## EXERCISE MATERIAL:

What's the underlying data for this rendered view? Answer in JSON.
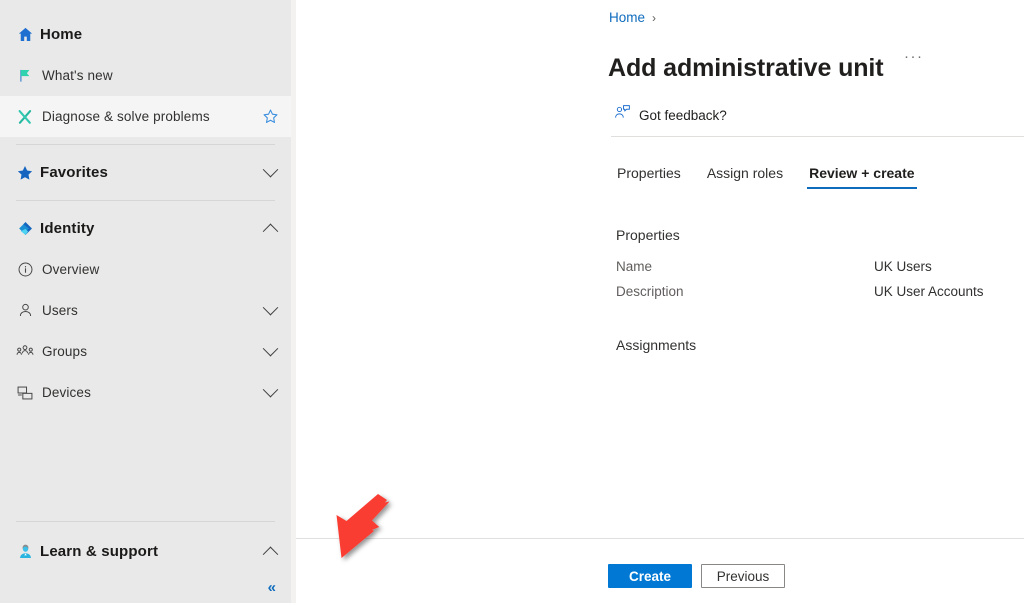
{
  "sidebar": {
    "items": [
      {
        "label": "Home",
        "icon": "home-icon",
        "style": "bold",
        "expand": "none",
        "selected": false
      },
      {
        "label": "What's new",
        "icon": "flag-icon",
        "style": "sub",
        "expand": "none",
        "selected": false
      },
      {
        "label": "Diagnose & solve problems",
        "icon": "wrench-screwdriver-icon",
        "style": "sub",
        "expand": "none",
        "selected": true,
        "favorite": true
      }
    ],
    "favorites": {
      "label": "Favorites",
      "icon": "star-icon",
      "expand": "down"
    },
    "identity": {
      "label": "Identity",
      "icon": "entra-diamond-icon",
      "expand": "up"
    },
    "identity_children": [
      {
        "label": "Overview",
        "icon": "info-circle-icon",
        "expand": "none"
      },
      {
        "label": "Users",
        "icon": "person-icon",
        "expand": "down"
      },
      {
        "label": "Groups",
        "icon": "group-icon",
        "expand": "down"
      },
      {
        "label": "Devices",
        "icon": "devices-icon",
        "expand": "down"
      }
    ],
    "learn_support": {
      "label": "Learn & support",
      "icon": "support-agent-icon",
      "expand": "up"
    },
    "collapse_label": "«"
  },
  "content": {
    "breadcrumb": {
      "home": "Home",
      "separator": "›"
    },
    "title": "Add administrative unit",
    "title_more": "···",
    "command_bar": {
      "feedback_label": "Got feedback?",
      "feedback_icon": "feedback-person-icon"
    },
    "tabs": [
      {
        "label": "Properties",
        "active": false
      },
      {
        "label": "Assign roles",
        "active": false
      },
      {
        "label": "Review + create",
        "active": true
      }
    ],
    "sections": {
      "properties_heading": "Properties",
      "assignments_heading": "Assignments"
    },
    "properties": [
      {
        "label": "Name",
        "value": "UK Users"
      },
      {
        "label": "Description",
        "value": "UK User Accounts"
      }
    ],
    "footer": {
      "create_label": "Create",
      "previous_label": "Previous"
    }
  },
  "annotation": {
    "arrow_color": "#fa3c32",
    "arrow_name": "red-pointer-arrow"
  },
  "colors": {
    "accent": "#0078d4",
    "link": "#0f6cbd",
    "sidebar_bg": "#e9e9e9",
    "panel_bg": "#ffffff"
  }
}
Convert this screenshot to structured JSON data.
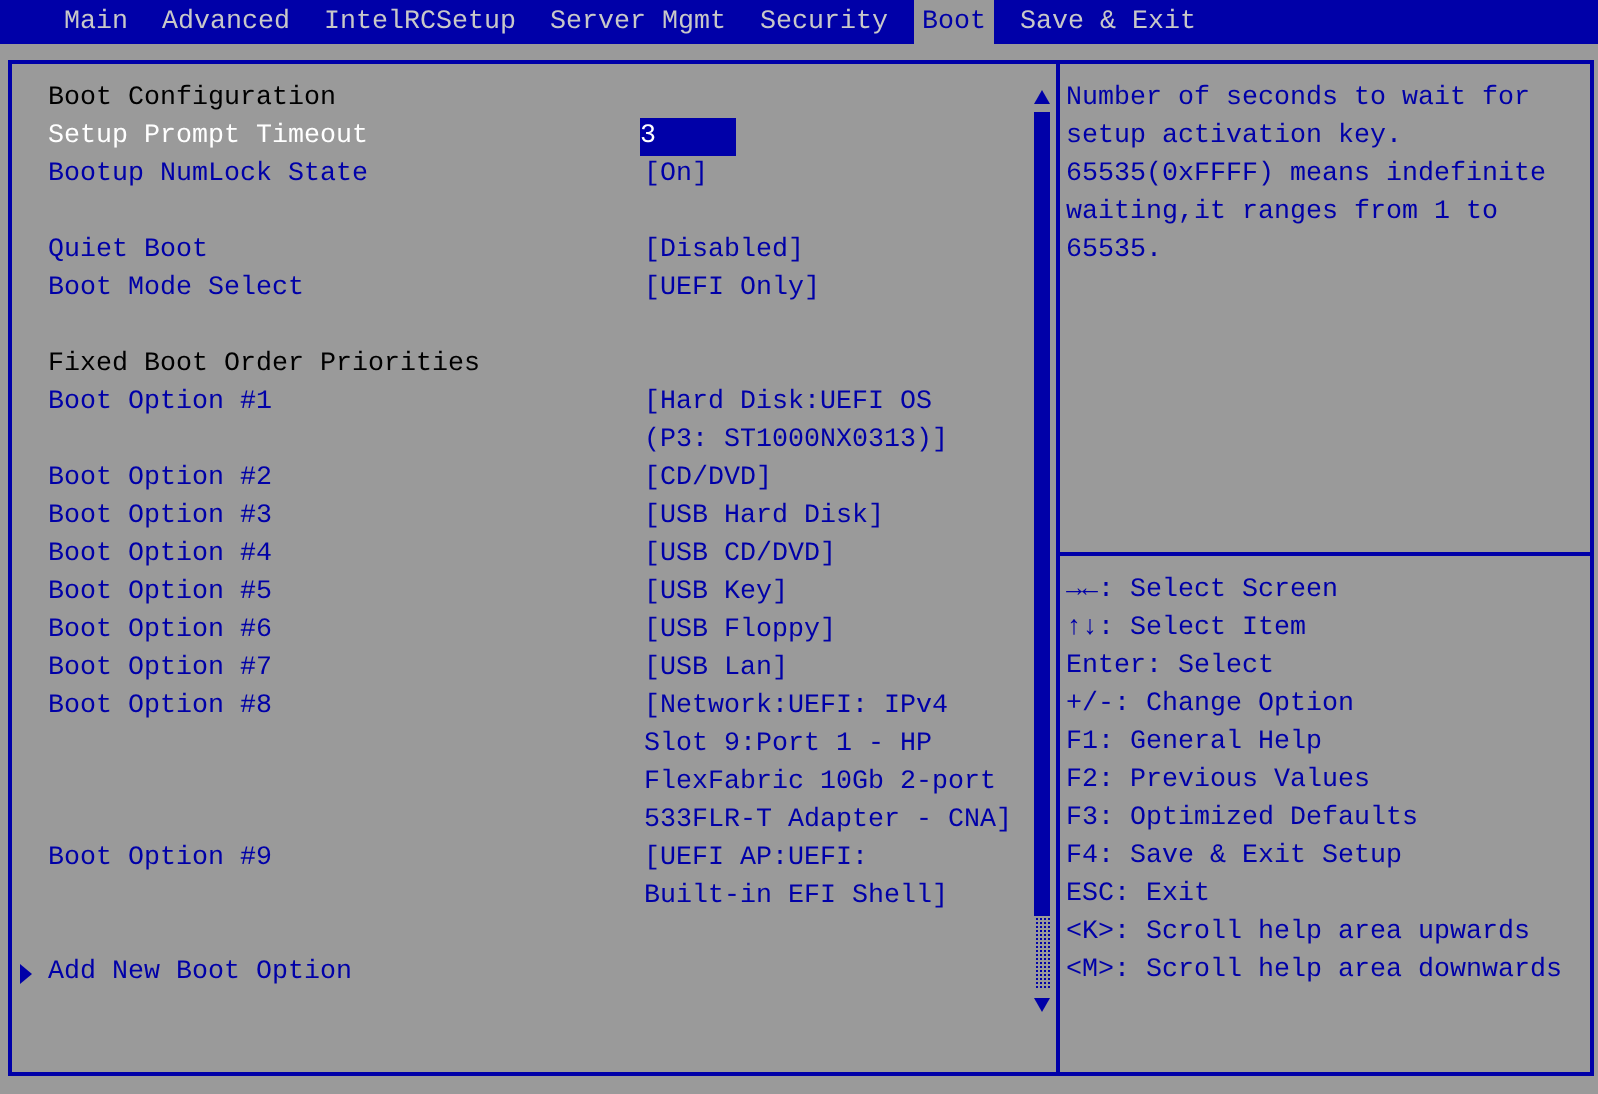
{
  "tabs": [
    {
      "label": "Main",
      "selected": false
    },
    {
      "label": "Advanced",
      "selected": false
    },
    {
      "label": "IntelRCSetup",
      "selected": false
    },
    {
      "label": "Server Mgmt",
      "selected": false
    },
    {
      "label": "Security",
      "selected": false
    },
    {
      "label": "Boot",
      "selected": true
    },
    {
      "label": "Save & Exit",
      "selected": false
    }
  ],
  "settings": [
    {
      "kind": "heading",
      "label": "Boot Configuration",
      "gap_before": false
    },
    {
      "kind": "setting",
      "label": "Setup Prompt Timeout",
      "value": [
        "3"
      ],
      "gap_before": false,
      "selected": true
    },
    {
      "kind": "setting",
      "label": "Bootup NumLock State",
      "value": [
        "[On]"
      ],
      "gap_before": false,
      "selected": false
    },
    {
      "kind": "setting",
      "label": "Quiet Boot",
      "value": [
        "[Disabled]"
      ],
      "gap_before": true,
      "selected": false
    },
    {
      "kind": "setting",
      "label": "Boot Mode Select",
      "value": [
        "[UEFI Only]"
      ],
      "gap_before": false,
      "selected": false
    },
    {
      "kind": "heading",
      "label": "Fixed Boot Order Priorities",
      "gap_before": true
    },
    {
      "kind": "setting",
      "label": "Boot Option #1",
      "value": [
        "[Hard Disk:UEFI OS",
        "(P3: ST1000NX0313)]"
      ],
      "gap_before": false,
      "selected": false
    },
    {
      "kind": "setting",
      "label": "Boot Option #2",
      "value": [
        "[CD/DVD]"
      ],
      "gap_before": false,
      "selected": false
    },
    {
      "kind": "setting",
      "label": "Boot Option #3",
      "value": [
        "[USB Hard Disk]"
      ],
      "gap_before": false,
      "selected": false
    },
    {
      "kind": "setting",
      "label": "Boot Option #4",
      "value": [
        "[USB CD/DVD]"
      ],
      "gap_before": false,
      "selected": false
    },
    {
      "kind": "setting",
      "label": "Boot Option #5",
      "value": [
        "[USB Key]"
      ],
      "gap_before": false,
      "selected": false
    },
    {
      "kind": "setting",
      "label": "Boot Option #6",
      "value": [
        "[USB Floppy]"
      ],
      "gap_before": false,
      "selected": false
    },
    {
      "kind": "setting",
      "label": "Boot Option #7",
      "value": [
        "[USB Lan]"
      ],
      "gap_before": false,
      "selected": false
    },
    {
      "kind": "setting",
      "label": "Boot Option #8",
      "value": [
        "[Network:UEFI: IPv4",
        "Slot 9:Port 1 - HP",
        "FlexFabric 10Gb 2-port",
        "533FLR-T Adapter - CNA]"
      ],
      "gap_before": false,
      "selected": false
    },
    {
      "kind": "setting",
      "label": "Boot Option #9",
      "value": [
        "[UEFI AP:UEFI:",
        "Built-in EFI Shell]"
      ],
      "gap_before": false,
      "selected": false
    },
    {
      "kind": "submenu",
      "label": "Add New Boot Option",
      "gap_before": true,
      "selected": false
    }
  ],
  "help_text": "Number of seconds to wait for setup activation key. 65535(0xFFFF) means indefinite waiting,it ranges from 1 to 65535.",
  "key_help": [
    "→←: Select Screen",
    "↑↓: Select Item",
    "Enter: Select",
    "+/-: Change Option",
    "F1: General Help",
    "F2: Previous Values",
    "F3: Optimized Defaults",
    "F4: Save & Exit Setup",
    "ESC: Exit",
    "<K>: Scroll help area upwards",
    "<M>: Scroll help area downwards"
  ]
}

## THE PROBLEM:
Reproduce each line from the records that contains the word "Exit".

## SOLUTION TO THIS EXERCISE:
      "label": "Save & Exit",
    "F4: Save & Exit Setup",
    "ESC: Exit",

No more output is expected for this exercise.